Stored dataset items
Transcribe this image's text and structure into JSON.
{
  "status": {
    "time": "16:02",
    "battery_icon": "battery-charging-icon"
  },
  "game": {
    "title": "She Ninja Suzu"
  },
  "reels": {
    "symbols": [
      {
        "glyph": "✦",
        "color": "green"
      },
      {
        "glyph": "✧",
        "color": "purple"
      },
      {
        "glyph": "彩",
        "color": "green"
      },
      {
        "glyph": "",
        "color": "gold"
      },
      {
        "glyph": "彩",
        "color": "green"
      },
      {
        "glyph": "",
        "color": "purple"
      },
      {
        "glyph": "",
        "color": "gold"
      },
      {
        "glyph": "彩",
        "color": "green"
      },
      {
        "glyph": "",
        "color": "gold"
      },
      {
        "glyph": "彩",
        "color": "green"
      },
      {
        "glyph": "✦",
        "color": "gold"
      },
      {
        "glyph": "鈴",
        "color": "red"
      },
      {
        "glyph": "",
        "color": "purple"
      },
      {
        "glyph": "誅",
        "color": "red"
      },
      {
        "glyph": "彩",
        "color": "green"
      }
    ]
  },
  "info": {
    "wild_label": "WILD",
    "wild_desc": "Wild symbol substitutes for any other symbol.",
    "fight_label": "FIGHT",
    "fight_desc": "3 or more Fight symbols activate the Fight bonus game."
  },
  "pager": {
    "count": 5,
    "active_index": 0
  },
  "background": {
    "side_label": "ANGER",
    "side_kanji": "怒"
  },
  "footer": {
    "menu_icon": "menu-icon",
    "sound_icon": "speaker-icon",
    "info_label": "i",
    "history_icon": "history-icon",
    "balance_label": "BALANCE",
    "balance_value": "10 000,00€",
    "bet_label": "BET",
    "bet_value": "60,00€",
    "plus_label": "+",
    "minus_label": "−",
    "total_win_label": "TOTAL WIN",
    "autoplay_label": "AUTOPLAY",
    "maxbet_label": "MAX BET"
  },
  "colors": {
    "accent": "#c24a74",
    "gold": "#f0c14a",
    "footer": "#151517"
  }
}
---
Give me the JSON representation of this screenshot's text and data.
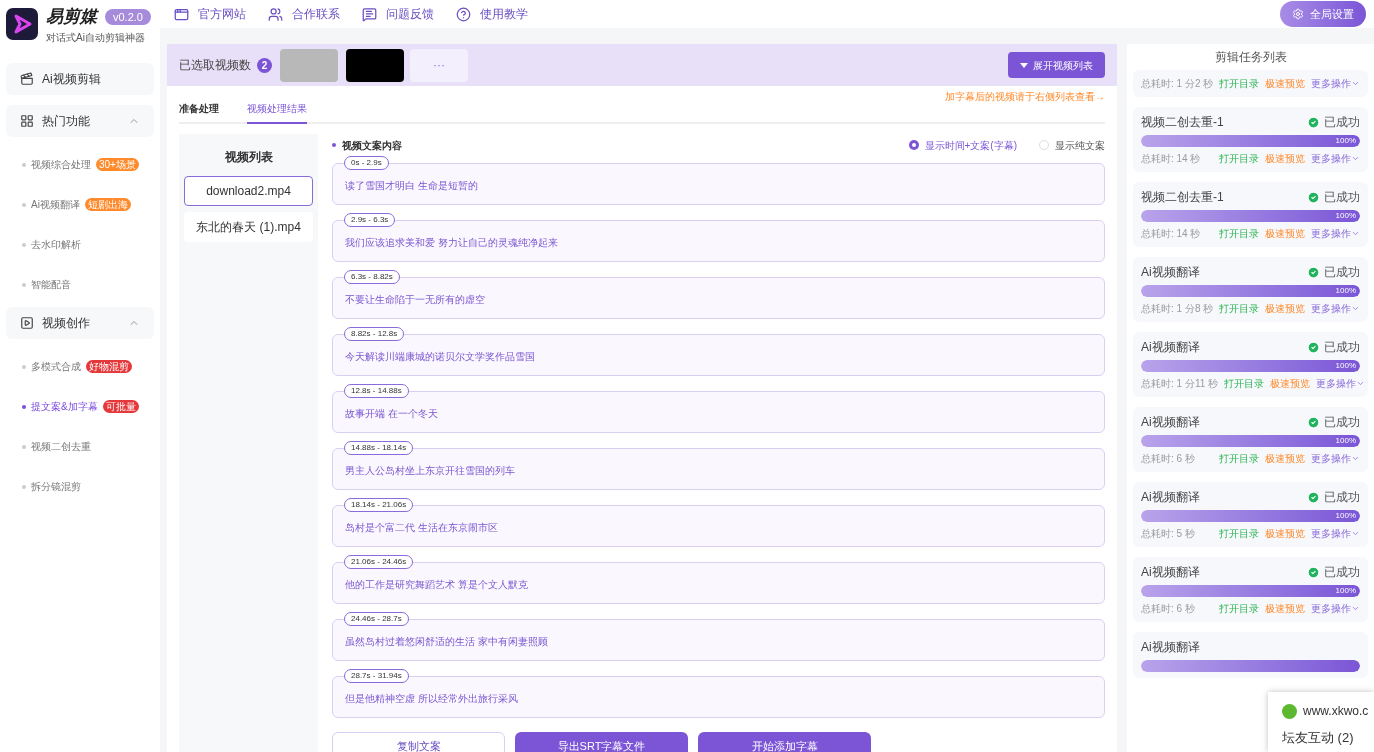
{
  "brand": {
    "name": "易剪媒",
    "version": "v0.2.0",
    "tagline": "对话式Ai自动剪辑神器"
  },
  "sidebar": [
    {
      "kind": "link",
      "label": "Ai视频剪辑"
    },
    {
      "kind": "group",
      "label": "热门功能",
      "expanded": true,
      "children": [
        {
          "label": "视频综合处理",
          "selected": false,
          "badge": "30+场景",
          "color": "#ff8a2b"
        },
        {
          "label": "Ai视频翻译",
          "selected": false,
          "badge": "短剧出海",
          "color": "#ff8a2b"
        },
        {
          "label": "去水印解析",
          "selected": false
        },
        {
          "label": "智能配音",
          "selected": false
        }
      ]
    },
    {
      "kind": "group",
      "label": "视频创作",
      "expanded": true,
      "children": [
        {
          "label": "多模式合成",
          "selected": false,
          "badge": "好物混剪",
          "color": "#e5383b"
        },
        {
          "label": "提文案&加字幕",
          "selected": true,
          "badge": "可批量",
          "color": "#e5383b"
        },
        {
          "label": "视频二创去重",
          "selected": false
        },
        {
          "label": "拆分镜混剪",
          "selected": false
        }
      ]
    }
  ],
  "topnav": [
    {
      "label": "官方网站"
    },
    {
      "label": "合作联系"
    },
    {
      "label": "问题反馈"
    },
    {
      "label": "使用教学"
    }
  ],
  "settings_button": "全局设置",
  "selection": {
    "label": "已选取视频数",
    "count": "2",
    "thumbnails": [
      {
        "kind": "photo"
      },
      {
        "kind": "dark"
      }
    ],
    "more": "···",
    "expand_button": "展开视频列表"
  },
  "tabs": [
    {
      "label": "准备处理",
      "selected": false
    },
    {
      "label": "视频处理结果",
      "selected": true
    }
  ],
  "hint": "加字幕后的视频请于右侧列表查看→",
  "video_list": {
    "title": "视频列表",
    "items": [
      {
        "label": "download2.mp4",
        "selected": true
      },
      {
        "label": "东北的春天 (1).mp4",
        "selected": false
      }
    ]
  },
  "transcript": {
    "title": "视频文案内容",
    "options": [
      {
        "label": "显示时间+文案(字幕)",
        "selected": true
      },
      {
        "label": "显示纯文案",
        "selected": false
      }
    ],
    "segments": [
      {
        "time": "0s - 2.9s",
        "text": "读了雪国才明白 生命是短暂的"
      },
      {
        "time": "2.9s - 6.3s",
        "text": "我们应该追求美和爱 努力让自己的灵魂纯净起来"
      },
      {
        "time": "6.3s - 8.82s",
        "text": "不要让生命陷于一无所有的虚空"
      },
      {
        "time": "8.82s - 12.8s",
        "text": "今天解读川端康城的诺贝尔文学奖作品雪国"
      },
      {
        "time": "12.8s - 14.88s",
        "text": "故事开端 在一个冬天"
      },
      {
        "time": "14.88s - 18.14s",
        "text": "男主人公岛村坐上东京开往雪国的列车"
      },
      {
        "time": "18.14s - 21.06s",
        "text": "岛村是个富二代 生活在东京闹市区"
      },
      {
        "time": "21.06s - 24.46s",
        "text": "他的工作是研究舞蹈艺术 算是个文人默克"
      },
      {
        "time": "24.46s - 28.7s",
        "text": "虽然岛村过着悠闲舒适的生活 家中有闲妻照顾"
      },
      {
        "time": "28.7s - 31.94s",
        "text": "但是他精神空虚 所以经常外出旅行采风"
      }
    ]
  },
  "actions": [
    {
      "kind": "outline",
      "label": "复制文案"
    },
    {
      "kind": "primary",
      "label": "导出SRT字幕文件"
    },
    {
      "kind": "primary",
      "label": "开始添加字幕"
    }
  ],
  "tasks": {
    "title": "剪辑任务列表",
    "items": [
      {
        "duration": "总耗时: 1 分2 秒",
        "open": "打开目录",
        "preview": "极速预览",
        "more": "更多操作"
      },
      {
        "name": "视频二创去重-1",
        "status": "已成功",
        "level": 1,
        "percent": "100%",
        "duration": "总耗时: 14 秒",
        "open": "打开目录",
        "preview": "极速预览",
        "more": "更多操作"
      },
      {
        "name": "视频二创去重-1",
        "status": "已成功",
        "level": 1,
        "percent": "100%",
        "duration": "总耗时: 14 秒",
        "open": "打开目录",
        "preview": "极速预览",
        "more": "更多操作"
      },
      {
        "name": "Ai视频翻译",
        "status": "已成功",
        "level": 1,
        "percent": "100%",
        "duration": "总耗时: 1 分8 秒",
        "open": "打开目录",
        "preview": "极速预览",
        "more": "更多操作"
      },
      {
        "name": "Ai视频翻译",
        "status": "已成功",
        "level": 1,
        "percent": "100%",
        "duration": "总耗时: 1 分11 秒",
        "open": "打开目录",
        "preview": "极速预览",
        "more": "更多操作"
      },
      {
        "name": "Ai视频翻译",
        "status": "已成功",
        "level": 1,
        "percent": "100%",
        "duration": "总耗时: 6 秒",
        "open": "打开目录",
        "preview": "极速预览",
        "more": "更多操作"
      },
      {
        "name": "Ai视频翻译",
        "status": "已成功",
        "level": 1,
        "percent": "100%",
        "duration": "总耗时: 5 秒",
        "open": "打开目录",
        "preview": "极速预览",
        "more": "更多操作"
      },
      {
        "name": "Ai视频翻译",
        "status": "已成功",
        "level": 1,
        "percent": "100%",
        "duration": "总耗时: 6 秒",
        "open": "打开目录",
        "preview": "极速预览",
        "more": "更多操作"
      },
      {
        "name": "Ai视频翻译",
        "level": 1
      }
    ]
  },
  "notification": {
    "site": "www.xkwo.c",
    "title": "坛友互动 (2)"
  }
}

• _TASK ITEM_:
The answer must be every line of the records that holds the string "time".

• _SOLUTION FOR THIS TASK_:
    "time": "16:02",
        "time": "0s - 2.9s",
        "time": "2.9s - 6.3s",
        "time": "6.3s - 8.82s",
        "time": "8.82s - 12.8s",
        "time": "12.8s - 14.88s",
        "time": "14.88s - 18.14s",
        "time": "18.14s - 21.06s",
        "time": "21.06s - 24.46s",
        "time": "24.46s - 28.7s",
        "time": "28.7s - 31.94s",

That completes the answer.